A typical example of folders I like to condense is all the various Google products.Â Every time you install one of their programs, they seem to feel that means you need another folder in your start menu.Â So I like to create a folder names “Google”, and then move things like Google Desktop, Google Earth, Google Talk and so on inside of that folder, causing them to take up much less room in your Start menu.
While this may sound like general house keeping, it is, but it is well worth taking an hour of your time every so often just to organize your folders for your own sanity.
Even though Windows Vista is out, there are still plenty of people using Windows XP.Â One thing I notice when I sit down at other people’s computers is how disorganized their Start menu is.
As you install new programs, new folders get added to the Start menu, and they got placed all over the board, with no real order to them.Â In this first part we’re just going to show you the simpliest thing you can do which is just dragging the folders to some place else, hopefully addind some order to your programs.
The first thing you want to do is just click once on the folder you wish to move with your left mouse button.Â This will turn the selected item blue.
You will then click on it once more, and while holding down the left mouse button, you want to drag it to the area you want to drop it.Â If you are doing this properly you will see a shadow of the folder with it’s name, and a black bar will show up between folders to show you where it would end up when you release the button.
Once you’ve got the black bar where you want it, release the left mouse button and the folder will drop into that spot.Â All done!
In part 2 I will be covering how to condense folders.

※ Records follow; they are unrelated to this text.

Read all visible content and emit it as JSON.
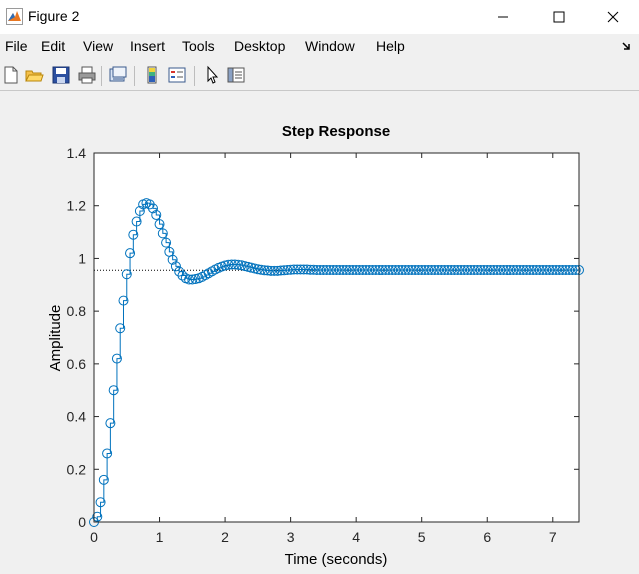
{
  "window": {
    "title": "Figure 2",
    "buttons": [
      "minimize",
      "maximize",
      "close"
    ]
  },
  "menu": {
    "items": [
      "File",
      "Edit",
      "View",
      "Insert",
      "Tools",
      "Desktop",
      "Window",
      "Help"
    ]
  },
  "toolbar": {
    "icons": [
      "new-figure-icon",
      "open-file-icon",
      "save-icon",
      "print-icon",
      "link-plot-icon",
      "insert-colorbar-icon",
      "insert-legend-icon",
      "edit-plot-arrow-icon",
      "property-inspector-icon"
    ]
  },
  "colors": {
    "series": "#0072bd",
    "axis": "#262626",
    "background": "#f0f0f0",
    "plot_bg": "#ffffff",
    "steady_state_line": "#000000"
  },
  "chart_data": {
    "type": "scatter",
    "title": "Step Response",
    "xlabel": "Time (seconds)",
    "ylabel": "Amplitude",
    "xlim": [
      0,
      7.4
    ],
    "ylim": [
      0,
      1.4
    ],
    "xticks": [
      "0",
      "1",
      "2",
      "3",
      "4",
      "5",
      "6",
      "7"
    ],
    "yticks": [
      "0",
      "0.2",
      "0.4",
      "0.6",
      "0.8",
      "1",
      "1.2",
      "1.4"
    ],
    "steady_state": 0.955,
    "marker": "circle",
    "grid": false,
    "series": [
      {
        "x": [
          0,
          0.05,
          0.1,
          0.15,
          0.2,
          0.25,
          0.3,
          0.35,
          0.4,
          0.45,
          0.5,
          0.55,
          0.6,
          0.65,
          0.7,
          0.75,
          0.8,
          0.85,
          0.9,
          0.95,
          1.0,
          1.05,
          1.1,
          1.15,
          1.2,
          1.25,
          1.3,
          1.35,
          1.4,
          1.45,
          1.5,
          1.55,
          1.6,
          1.65,
          1.7,
          1.75,
          1.8,
          1.85,
          1.9,
          1.95,
          2.0,
          2.05,
          2.1,
          2.15,
          2.2,
          2.25,
          2.3,
          2.35,
          2.4,
          2.45,
          2.5,
          2.55,
          2.6,
          2.65,
          2.7,
          2.75,
          2.8,
          2.85,
          2.9,
          2.95,
          3.0,
          3.05,
          3.1,
          3.15,
          3.2,
          3.25,
          3.3,
          3.35,
          3.4,
          3.45,
          3.5,
          3.55,
          3.6,
          3.65,
          3.7,
          3.75,
          3.8,
          3.85,
          3.9,
          3.95,
          4.0,
          4.05,
          4.1,
          4.15,
          4.2,
          4.25,
          4.3,
          4.35,
          4.4,
          4.45,
          4.5,
          4.55,
          4.6,
          4.65,
          4.7,
          4.75,
          4.8,
          4.85,
          4.9,
          4.95,
          5.0,
          5.05,
          5.1,
          5.15,
          5.2,
          5.25,
          5.3,
          5.35,
          5.4,
          5.45,
          5.5,
          5.55,
          5.6,
          5.65,
          5.7,
          5.75,
          5.8,
          5.85,
          5.9,
          5.95,
          6.0,
          6.05,
          6.1,
          6.15,
          6.2,
          6.25,
          6.3,
          6.35,
          6.4,
          6.45,
          6.5,
          6.55,
          6.6,
          6.65,
          6.7,
          6.75,
          6.8,
          6.85,
          6.9,
          6.95,
          7.0,
          7.05,
          7.1,
          7.15,
          7.2,
          7.25,
          7.3,
          7.35,
          7.4
        ],
        "y": [
          0,
          0.02,
          0.075,
          0.16,
          0.26,
          0.375,
          0.5,
          0.62,
          0.735,
          0.84,
          0.94,
          1.02,
          1.09,
          1.14,
          1.18,
          1.205,
          1.21,
          1.205,
          1.19,
          1.165,
          1.13,
          1.095,
          1.06,
          1.025,
          0.995,
          0.97,
          0.95,
          0.935,
          0.925,
          0.92,
          0.92,
          0.922,
          0.925,
          0.93,
          0.937,
          0.944,
          0.951,
          0.958,
          0.964,
          0.969,
          0.973,
          0.976,
          0.977,
          0.977,
          0.976,
          0.974,
          0.971,
          0.968,
          0.965,
          0.962,
          0.959,
          0.957,
          0.955,
          0.954,
          0.953,
          0.953,
          0.953,
          0.954,
          0.955,
          0.956,
          0.957,
          0.958,
          0.958,
          0.958,
          0.958,
          0.958,
          0.957,
          0.957,
          0.956,
          0.956,
          0.956,
          0.956,
          0.956,
          0.956,
          0.956,
          0.956,
          0.956,
          0.956,
          0.956,
          0.956,
          0.956,
          0.956,
          0.956,
          0.956,
          0.956,
          0.956,
          0.956,
          0.956,
          0.956,
          0.956,
          0.956,
          0.956,
          0.956,
          0.956,
          0.956,
          0.956,
          0.956,
          0.956,
          0.956,
          0.956,
          0.956,
          0.956,
          0.956,
          0.956,
          0.956,
          0.956,
          0.956,
          0.956,
          0.956,
          0.956,
          0.956,
          0.956,
          0.956,
          0.956,
          0.956,
          0.956,
          0.956,
          0.956,
          0.956,
          0.956,
          0.956,
          0.956,
          0.956,
          0.956,
          0.956,
          0.956,
          0.956,
          0.956,
          0.956,
          0.956,
          0.956,
          0.956,
          0.956,
          0.956,
          0.956,
          0.956,
          0.956,
          0.956,
          0.956,
          0.956,
          0.956,
          0.956,
          0.956,
          0.956,
          0.956,
          0.956,
          0.956,
          0.956,
          0.956
        ]
      }
    ]
  }
}
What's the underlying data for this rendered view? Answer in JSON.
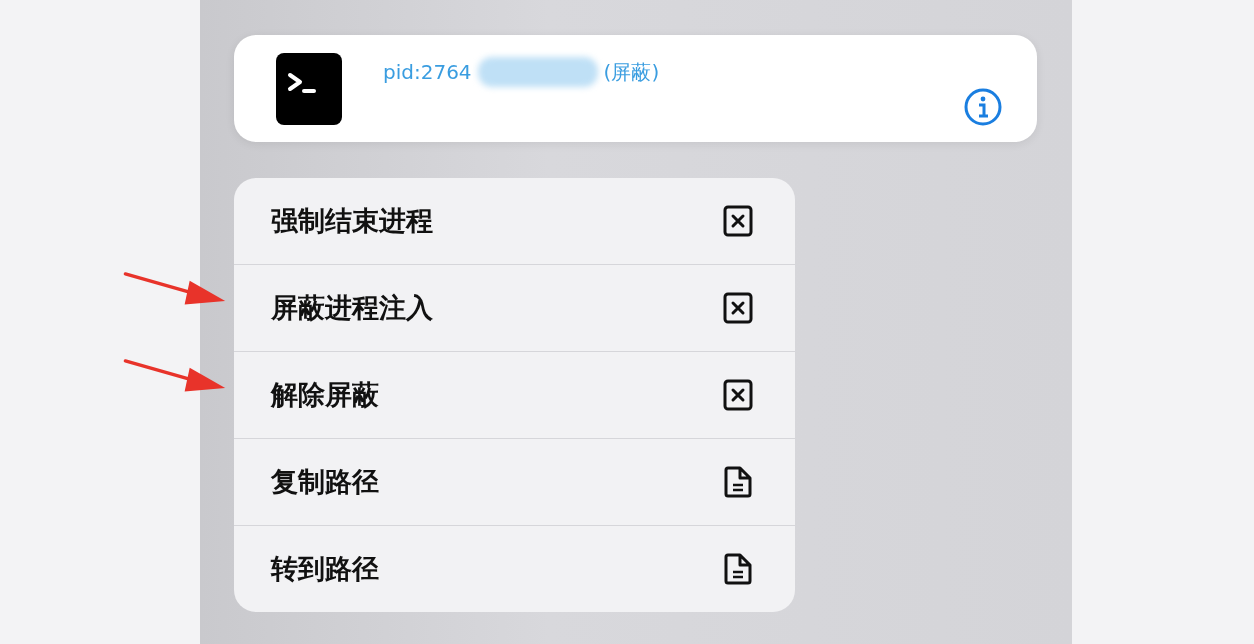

You’ve set up your blog somewhere that allows advertising, so now what do you do to make money?
The first thing you do is realize that you probably won’t be making a whole lot, if any.Â It seems like such an easy concept to just start your blog and start having the money roll in, but it sadly isn’t that easy.Â You will need traffic, good content and need to make sure you don’t pick the wrong types of ads.
Amazon.com probably runs the most well known of the affiliate programs, but there are literally thousands of them out there for just about every niche you can think of. You place an ad on your blog, and a reader clicks on it to go to the companies website, they are marked as having come from your page. If they purchase anything, you receive a varying percentage of that transaction. Some programs will even allow the customer time to think, and if they return to the site within a specified amount of time, you still earn credit for the sale.
These are any graphical ads on a blog. You usually will want to contact companies directly about them purchasing advertising space. This has become more popular as of late due to being steady income where as the others all rely on user interaction to generate revenue.
These are those words you see in some blogs that have two lines under them, and when you have your mouse over it, an ad pops up. This is another one to stay away from as it usually turns readers off because they have to be careful where they hover their mouse on your page.
These are uckily dying off, but pop-ups show up right in front of you without you doing anything, and pop-unders hide behind your web browser until you close it. Both are not a good way of winning over your users, and should should be avoided.
This is one of those ads you want to avoid. A company will pay you write about them, and in the process, this can damage your standings with some search engines as they frown upon such intrusive advertising.
This is usually accomplished through Google AdSense, but there are other systems out there.Â These allow you to put little blocks of what look to be classified ads on your site, and you hope people click on them.Â When they do, you get paid varying amounts of money based on how much the advertiser has bid.
In the end, you should use whatever form of advertising makes you the happiest, but do definitely heed our warnings on the bad ones.